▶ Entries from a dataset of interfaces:
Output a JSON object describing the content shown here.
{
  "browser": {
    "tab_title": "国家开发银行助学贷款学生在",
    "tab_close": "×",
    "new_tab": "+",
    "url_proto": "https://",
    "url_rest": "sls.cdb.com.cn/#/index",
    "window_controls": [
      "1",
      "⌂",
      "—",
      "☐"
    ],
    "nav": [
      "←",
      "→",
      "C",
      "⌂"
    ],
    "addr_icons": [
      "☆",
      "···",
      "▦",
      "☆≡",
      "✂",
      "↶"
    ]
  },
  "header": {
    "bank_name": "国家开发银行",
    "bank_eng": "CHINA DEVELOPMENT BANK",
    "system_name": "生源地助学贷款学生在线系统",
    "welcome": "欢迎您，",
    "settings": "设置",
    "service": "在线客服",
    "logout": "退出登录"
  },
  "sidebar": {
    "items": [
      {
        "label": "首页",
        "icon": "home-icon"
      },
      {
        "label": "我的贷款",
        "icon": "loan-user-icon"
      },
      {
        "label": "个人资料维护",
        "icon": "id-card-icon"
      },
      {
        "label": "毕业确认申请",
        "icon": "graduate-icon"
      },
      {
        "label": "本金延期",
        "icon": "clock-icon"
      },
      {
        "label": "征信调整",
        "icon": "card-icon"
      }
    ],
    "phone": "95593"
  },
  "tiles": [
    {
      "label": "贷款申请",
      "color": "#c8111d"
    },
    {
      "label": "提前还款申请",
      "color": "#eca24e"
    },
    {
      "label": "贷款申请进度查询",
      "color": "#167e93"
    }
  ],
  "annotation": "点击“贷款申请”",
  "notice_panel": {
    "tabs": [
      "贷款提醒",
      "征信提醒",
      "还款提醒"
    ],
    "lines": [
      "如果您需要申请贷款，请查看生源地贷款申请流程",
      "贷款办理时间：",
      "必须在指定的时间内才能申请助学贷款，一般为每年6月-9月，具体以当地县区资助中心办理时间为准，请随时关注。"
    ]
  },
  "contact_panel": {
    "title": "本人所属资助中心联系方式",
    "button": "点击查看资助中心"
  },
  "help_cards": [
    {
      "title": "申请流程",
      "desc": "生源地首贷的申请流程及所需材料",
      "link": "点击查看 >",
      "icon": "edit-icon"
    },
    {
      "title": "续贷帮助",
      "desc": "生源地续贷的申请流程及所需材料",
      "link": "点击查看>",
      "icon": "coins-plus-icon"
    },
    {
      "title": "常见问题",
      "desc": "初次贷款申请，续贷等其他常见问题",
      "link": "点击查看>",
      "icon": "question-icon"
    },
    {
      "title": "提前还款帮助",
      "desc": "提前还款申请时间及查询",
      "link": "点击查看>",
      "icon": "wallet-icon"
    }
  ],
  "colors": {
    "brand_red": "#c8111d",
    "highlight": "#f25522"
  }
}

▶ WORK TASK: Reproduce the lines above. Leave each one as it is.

▶ RESPONSE TO THE EXERCISE:
Output a JSON object describing the content shown here.
{
  "browser": {
    "tab_title": "国家开发银行助学贷款学生在",
    "tab_close": "×",
    "new_tab": "+",
    "url_proto": "https://",
    "url_rest": "sls.cdb.com.cn/#/index",
    "window_controls": [
      "1",
      "⌂",
      "—",
      "☐"
    ],
    "nav": [
      "←",
      "→",
      "C",
      "⌂"
    ],
    "addr_icons": [
      "☆",
      "···",
      "▦",
      "☆≡",
      "✂",
      "↶"
    ]
  },
  "header": {
    "bank_name": "国家开发银行",
    "bank_eng": "CHINA DEVELOPMENT BANK",
    "system_name": "生源地助学贷款学生在线系统",
    "welcome": "欢迎您，",
    "settings": "设置",
    "service": "在线客服",
    "logout": "退出登录"
  },
  "sidebar": {
    "items": [
      {
        "label": "首页",
        "icon": "home-icon"
      },
      {
        "label": "我的贷款",
        "icon": "loan-user-icon"
      },
      {
        "label": "个人资料维护",
        "icon": "id-card-icon"
      },
      {
        "label": "毕业确认申请",
        "icon": "graduate-icon"
      },
      {
        "label": "本金延期",
        "icon": "clock-icon"
      },
      {
        "label": "征信调整",
        "icon": "card-icon"
      }
    ],
    "phone": "95593"
  },
  "tiles": [
    {
      "label": "贷款申请",
      "color": "#c8111d"
    },
    {
      "label": "提前还款申请",
      "color": "#eca24e"
    },
    {
      "label": "贷款申请进度查询",
      "color": "#167e93"
    }
  ],
  "annotation": "点击“贷款申请”",
  "notice_panel": {
    "tabs": [
      "贷款提醒",
      "征信提醒",
      "还款提醒"
    ],
    "lines": [
      "如果您需要申请贷款，请查看生源地贷款申请流程",
      "贷款办理时间：",
      "必须在指定的时间内才能申请助学贷款，一般为每年6月-9月，具体以当地县区资助中心办理时间为准，请随时关注。"
    ]
  },
  "contact_panel": {
    "title": "本人所属资助中心联系方式",
    "button": "点击查看资助中心"
  },
  "help_cards": [
    {
      "title": "申请流程",
      "desc": "生源地首贷的申请流程及所需材料",
      "link": "点击查看 >",
      "icon": "edit-icon"
    },
    {
      "title": "续贷帮助",
      "desc": "生源地续贷的申请流程及所需材料",
      "link": "点击查看>",
      "icon": "coins-plus-icon"
    },
    {
      "title": "常见问题",
      "desc": "初次贷款申请，续贷等其他常见问题",
      "link": "点击查看>",
      "icon": "question-icon"
    },
    {
      "title": "提前还款帮助",
      "desc": "提前还款申请时间及查询",
      "link": "点击查看>",
      "icon": "wallet-icon"
    }
  ],
  "colors": {
    "brand_red": "#c8111d",
    "highlight": "#f25522"
  }
}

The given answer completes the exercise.